Where a line of the data holds the word "Produce", copy that line.
+++
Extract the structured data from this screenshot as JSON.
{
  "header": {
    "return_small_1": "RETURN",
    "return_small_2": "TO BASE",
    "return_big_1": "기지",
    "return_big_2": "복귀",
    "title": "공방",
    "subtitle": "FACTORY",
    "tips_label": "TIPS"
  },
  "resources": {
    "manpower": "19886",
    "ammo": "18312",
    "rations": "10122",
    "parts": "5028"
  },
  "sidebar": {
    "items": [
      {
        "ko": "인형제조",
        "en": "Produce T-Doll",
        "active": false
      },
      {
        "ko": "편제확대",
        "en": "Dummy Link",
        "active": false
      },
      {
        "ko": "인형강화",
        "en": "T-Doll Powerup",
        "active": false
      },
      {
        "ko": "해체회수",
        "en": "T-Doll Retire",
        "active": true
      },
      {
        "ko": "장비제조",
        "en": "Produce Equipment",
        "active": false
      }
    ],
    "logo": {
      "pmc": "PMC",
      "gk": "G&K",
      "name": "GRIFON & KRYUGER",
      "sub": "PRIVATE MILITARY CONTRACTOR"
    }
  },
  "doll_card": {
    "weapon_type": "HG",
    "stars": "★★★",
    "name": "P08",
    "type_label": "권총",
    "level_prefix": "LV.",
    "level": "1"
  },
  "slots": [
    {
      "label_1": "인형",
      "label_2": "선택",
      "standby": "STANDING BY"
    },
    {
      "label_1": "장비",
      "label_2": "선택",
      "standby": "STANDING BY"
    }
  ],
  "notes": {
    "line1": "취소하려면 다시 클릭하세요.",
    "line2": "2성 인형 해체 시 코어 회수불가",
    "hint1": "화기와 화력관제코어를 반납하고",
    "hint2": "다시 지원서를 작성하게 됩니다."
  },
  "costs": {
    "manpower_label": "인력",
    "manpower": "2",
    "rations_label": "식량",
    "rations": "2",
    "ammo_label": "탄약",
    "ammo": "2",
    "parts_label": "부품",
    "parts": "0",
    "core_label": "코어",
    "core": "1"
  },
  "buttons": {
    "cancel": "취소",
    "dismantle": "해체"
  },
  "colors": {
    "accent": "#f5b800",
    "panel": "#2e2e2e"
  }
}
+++
» Result of this task:
        "en": "Produce T-Doll",
        "en": "Produce Equipment",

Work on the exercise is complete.